- Updated: April 26, 2016
After winning the South African shot put title with a distance of 19.85 metres and the ASA Night Series-meeting in Port Elizabeth (20.05m) it would be easy to write Orazio Cremona off.
The big Tuks/HPC-athlete’s best distances for the season certainly don’t compare favourably with his best distance of 20.63m which puts him level with Burger Lambrechts as South Africa’s second-best shot put athlete ever. Only Janus Roberts (21.97m) has managed to achieve a better distance.
In spite of not having yet performed according to expectations, both Cremona and his coach, Dup du Preez, remain positive that the ‘big man’ of South African athletics will be able bounce back.
Du Preez points out that Cremona competed with a fractured femur during most of last season without him knowing about it.

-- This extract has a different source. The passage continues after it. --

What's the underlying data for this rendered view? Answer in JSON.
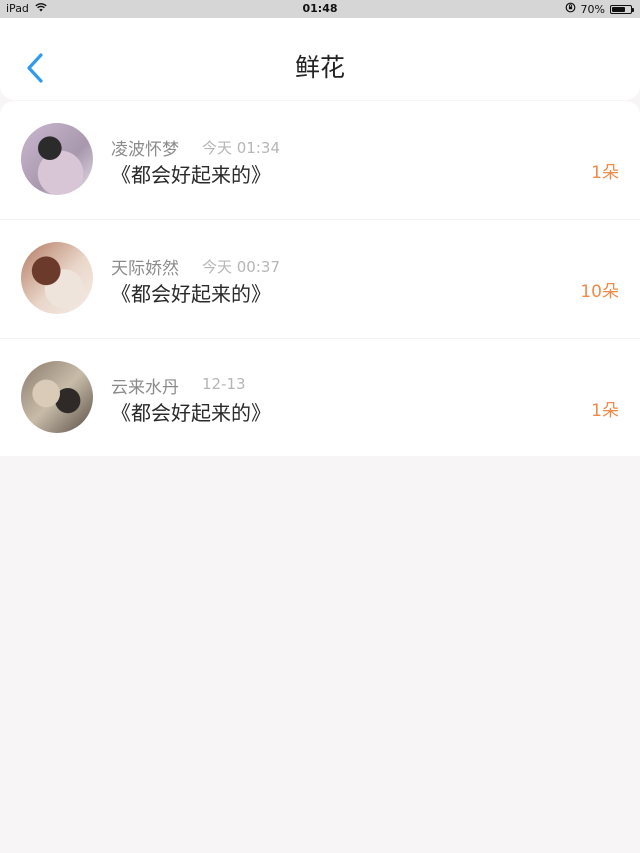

‘The important thing for us was to make sure Orazio had fully recovered before seriously resuming his training. He also had to rid his mind of the ‘injury’ and regain confidence in his abilities as a shot putter. I think after the national championships in Stellenbosch we know that the time has come to start with the hard work.’
Cremona’s next competition will be the South African Open Meeting in Bloemfontein (6-7 May). He also hopes to compete in two or three European meetings before returning to South Africa to prepare for the African Championships (22-26 June).
‘I’d love to win the African title for a second time but it will not be easy. I think there’ll be about eight athletes who are capable of throwing well beyond 20 metres,’ said Cremona, who won the title in 2014.
Actually 2014 was the Tuks/HPC athlete’s best year. He finished seventh at the Indoor World Championships and fourth at the Commonwealth Games in Glasgow.
While Cremona is confident of qualifying for the Olympic Games in Rio he’s also realistic. ‘It’s important that I don’t become obsessed with throwing big throws. I’ve learned over the years that in shot put it’s all about being patient. When you try to force things in shot put you will certainly fail. So my focus will be on making sure that my technique is 100% correct when I am competing. If I manage to do that, the big distance will happen.’
One thing is certain Cremona thrives when he is under pressure. Apart from training a good few hours every day, he also puts in long hours at the family’s cheese factory. As if this was not enough, he agreed to become involved with The Forum for Athletes South Africa (FASA) at management level.
‘FASA understands the important role played by our sport governing bodies and the enormous responsibility they carry on their shoulders. We will endeavour to work with and assist the sport governing bodies in whichever way possible to achieve our common goal: to make South African athletics more prosperous,’ explained Cremona.
Picture courtesy of Reg Caldecott